Patient-Ventilator Synchrony and Sleep Quality with Proportional Assist and Pressure Support Ventilation

In this study, the authors examined patient ventilator asynchrony and sleep quality in fourteen critically ill patients who were not sedated. Approximately 86% of the patients had COPD as the reason fro admission to the ICU. Patients in this study were ventilated with either proportional assist ventilation with load adjustable gain factors (PAC+) or pressure support in a randomized crossover study design. During the evaluation, patients were placed on PSV or PAV+ and then alternated every 4 hours over night. Initial patient selection was based on patients asynchrony with PSV. Polysomnopgraphy was performed in these patients over 24 hours.

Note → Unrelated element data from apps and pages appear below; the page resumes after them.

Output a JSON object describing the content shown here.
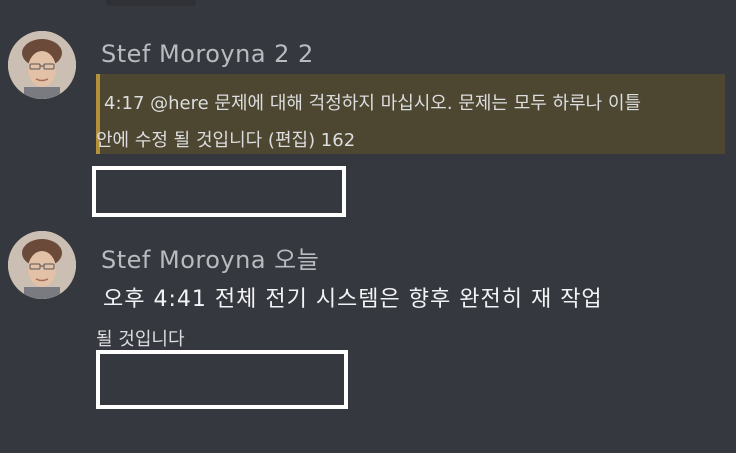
{
  "messages": [
    {
      "username": "Stef Moroyna 2 2",
      "text_line1": "4:17 @here 문제에 대해 걱정하지 마십시오. 문제는 모두 하루나 이틀",
      "text_line2": "안에 수정 될 것입니다 (편집) 162",
      "highlight_color": "#4d4630",
      "highlight_bar_color": "#b4903a"
    },
    {
      "username": "Stef Moroyna 오늘",
      "text_line1": "오후 4:41 전체 전기 시스템은 향후 완전히 재 작업",
      "text_line2": "될 것입니다"
    }
  ],
  "colors": {
    "background": "#35383e",
    "username": "#b9bbbe",
    "message_text": "#dcddde",
    "redaction_box": "#ffffff"
  },
  "icons": [
    "avatar"
  ]
}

The authors found that PAV+ significantly reduced the number of asynchronies per hour when compared to PSV. However, PAV+ was also associated with more sleep fragmentation. The authors concluded that PAV+ improved asynchronies but failed to improve sleep in mechanically ventilated patients.

Comparison of Sleep Quality With Mechanical Versus Spontaneous Ventilation During Weaning of Critically Ill Tracheostomized Patients

In this study, the authors evaluated the impact of mechanical ventilation on sleep quality and quantity in patients who could not be liberated from mechanical ventilation and had a trach. The trial was a randomized cross over study, which enrolled 16 patients. All patients enrolled were free from sedation and were able tolerate at least 5 hours of spontaneous ventilation. Patients were randomized to spontaneous ventilation or low level of pressure support in a crossover fashion from 10pm to 8 AM. The authors found total sleep time to be greater in the mechanical ventilation group. There were no differences in slow wave sleep, REM sleep of the sleep fragmentation index in the groups. The authors concluded that sleep quality was not significantly different in difficult to wean patients with or without mechanical ventilation.